Task brief:
All entries should be printed precisely as written.

[Data about app and page elements]
· · · ·
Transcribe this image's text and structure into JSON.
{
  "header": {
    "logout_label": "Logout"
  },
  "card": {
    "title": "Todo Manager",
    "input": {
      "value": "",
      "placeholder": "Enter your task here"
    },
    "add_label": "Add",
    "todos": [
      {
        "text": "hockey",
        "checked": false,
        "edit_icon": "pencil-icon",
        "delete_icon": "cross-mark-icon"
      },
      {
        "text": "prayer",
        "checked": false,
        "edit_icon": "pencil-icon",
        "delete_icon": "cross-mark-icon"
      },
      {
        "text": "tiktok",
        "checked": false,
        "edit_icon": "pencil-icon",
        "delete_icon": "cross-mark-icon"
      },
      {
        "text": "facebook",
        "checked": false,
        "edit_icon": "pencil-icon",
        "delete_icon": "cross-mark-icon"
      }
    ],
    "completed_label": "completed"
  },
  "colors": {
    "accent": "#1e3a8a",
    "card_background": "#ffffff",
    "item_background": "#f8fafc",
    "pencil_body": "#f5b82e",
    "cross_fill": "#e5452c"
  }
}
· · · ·
Answer to the problem:
Transcribe this image's text and structure into JSON.
{
  "header": {
    "logout_label": "Logout"
  },
  "card": {
    "title": "Todo Manager",
    "input": {
      "value": "",
      "placeholder": "Enter your task here"
    },
    "add_label": "Add",
    "todos": [
      {
        "text": "hockey",
        "checked": false,
        "edit_icon": "pencil-icon",
        "delete_icon": "cross-mark-icon"
      },
      {
        "text": "prayer",
        "checked": false,
        "edit_icon": "pencil-icon",
        "delete_icon": "cross-mark-icon"
      },
      {
        "text": "tiktok",
        "checked": false,
        "edit_icon": "pencil-icon",
        "delete_icon": "cross-mark-icon"
      },
      {
        "text": "facebook",
        "checked": false,
        "edit_icon": "pencil-icon",
        "delete_icon": "cross-mark-icon"
      }
    ],
    "completed_label": "completed"
  },
  "colors": {
    "accent": "#1e3a8a",
    "card_background": "#ffffff",
    "item_background": "#f8fafc",
    "pencil_body": "#f5b82e",
    "cross_fill": "#e5452c"
  }
}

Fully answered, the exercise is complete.